Continuing our current series of guides on starting a new business venture, we’re taking a look at a large but mostly forgotten sector – part-time business owners.

A part-time business owner will be in full time, or part-time, employment, looking after their business as and when they can – during holidays, in the evenings or at weekends. You can think of it as a kind of ‘hobby’ business, where the owner is looking to make a little extra cash or, may be, just dipping their toe into something before taking the plunge.

Running a business parallel with the main job is usually a great way to start earning extra money. However, as with any new venture, it must be registered with HMRC and all the other paperwork must be in order. It may be small beer at the start but, if it develops into a full-time concern, the paperwork has to be in order from the start.

So, what are the main factors to consider when starting a part-time business?

  • Do you need to register with HMRC: If you’re earning, HMRC need to know. So, when you set up any business you will need to register with HMRC as self-employed or as a limited company. If you don’t, you could find yourself on the wrong end of a hefty fine!
  • What is the best legal structure for my business? Choose whether you will operate as self-employed or through a limited company. This can be quite an important decision when you are employed elsewhere as you’ll see below.
  • Is this a hobby or the start of something big? Managing a growing business on a part-time basis is difficult. Priorities are spread thinly, time is precious and workload is often immense. You will need to decide whether making sacrifices elsewhere will benefit your new venture.

How should I set up my business?

If you are employed on a full, or part-time basis, your tax-free personal allowances will usually be fully utilised already. So, you need to consider the best way to set up your business. Any additional income you make could be taxed at the full rate without any tax allowance deductions. What that means is you could be giving the Taxman up to 50% of profits each year! You really don’t want to do that.
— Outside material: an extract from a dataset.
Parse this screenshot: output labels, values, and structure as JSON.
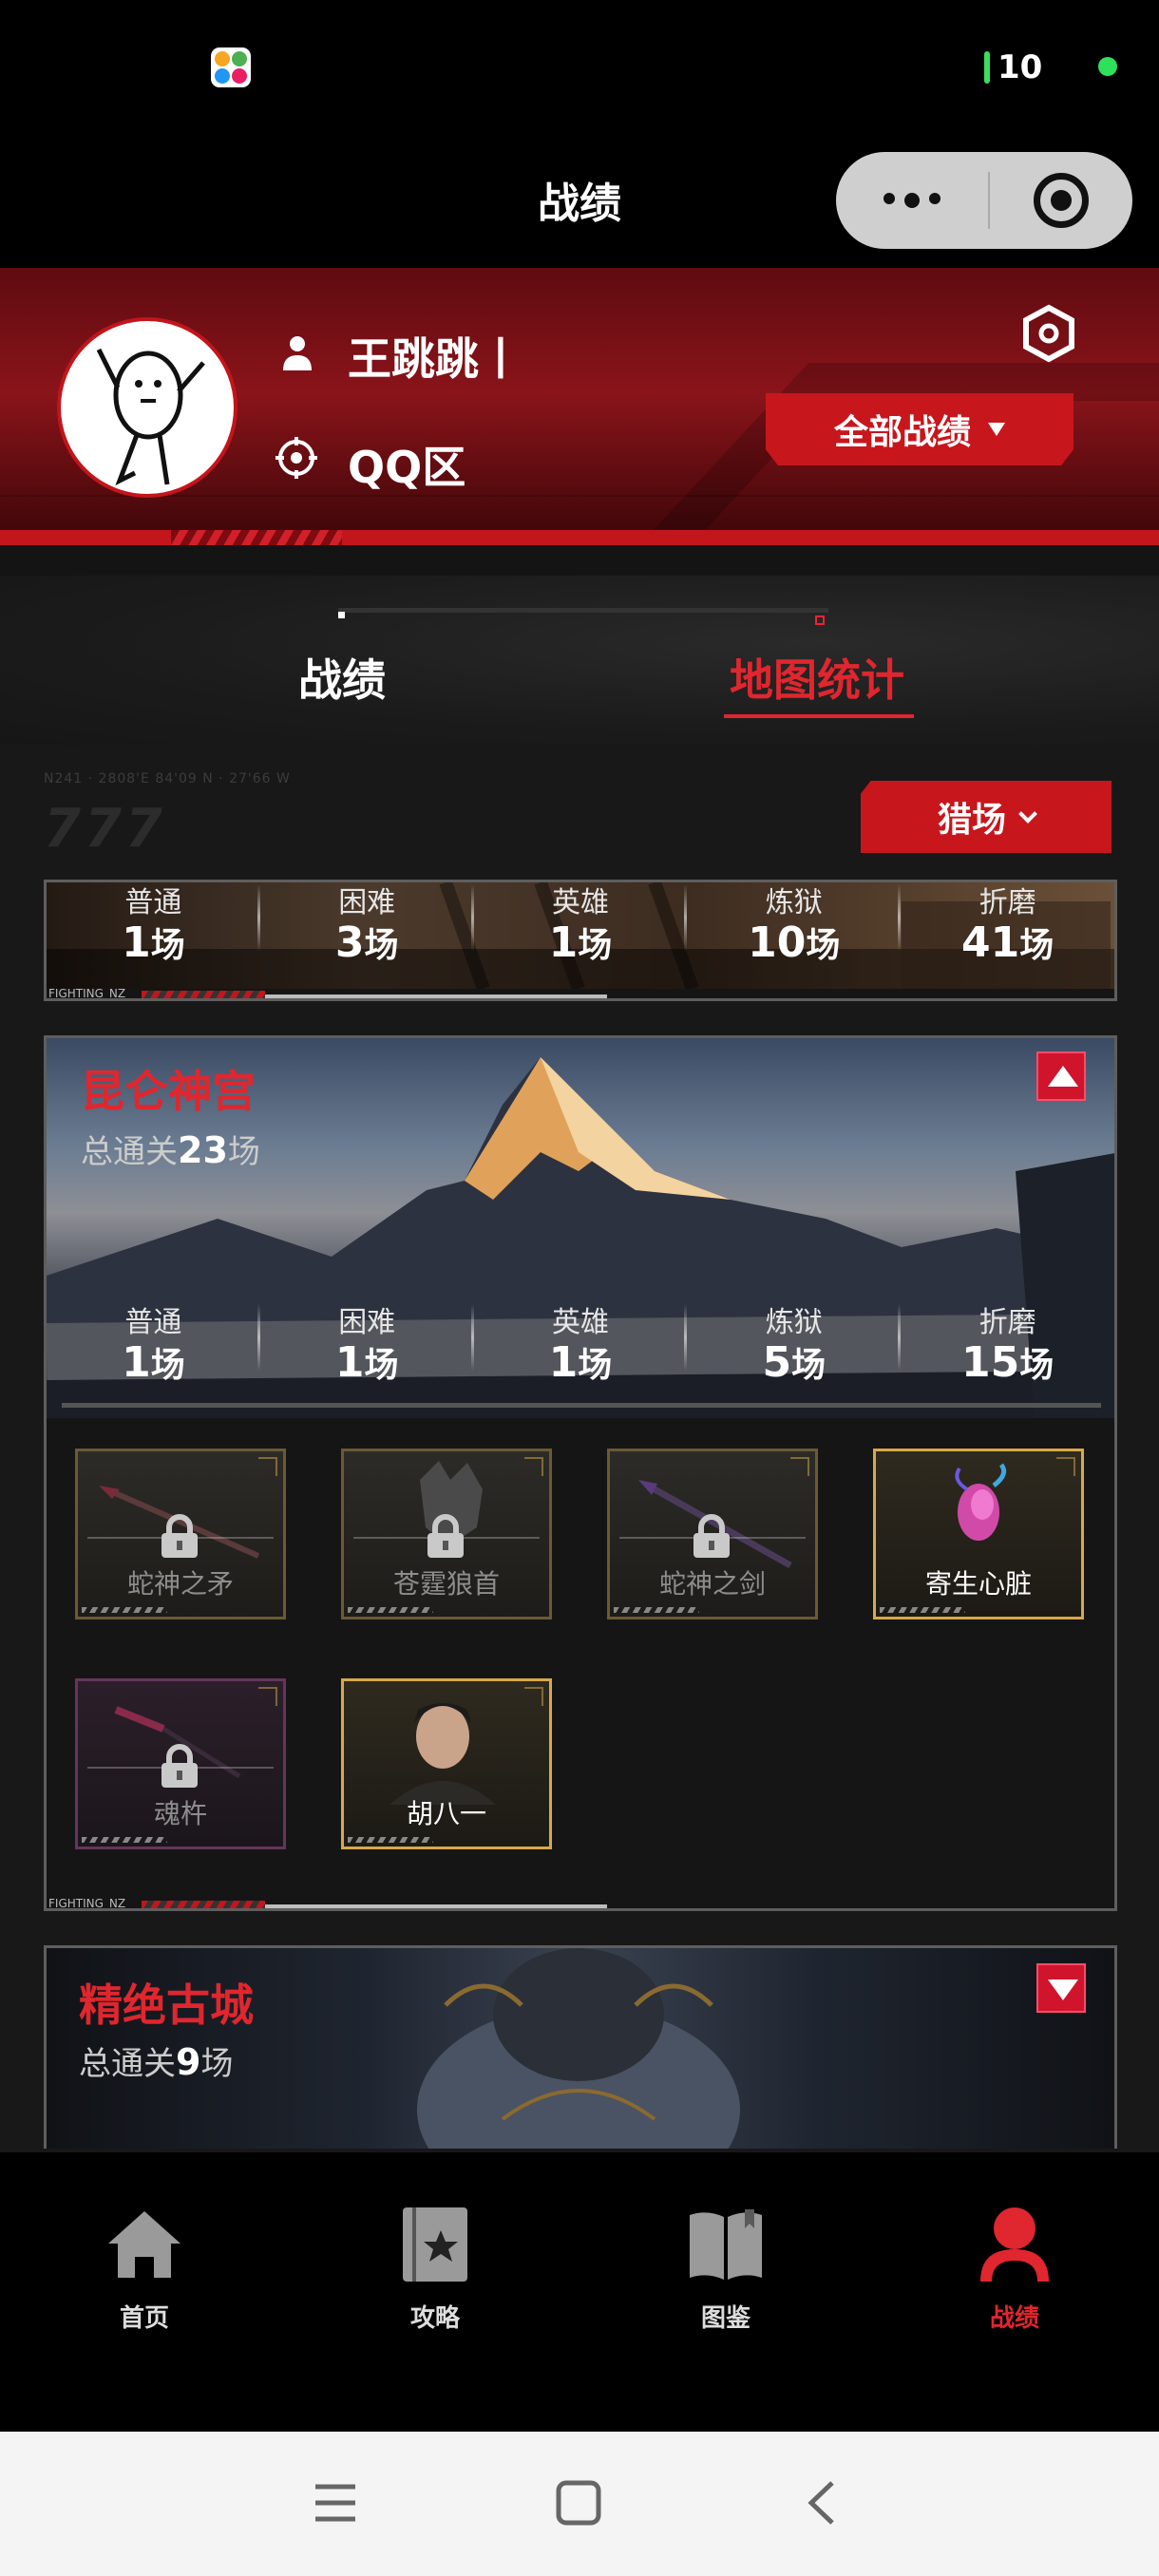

So, here are some of the factors that will help you decide the best business structure:

  • Am I a basic or higher rate tax payer?
  • Will I invest profits into the business or spend them personally>

Answering these question will help you make the correct decision in becoming either a sole trader or limited company.

Why? Well, For example, if you’re a higher rate tax payer and are a sole trader, all profits generated will be taxed at 40% plus 9% National Insurance. But, if you set up a limited company and decide not to take out any money, profits charged to corporation tax would be 20%.

Generating profits of £15,000 a year could result in a tax bill difference of around £4,350!

However, things start to get muddier if you decide to take money out of the limited company. Taking all available profits from the company would reduce the tax savings down to approx. £1,500 – that’s still a saving though!

Although deciding upon the best tax efficient structure for your business is important, you need to consider what the best structure is for yourself. Our blog post what’s the best business structure for me? discusses the various issues around this.

As you cannot retrospectively alter the business, making important decisions like this before you start in business will save you paying over unnecessary tax to HMRC.
After all, no-one like paying too much tax!

Posted by Chris Mollan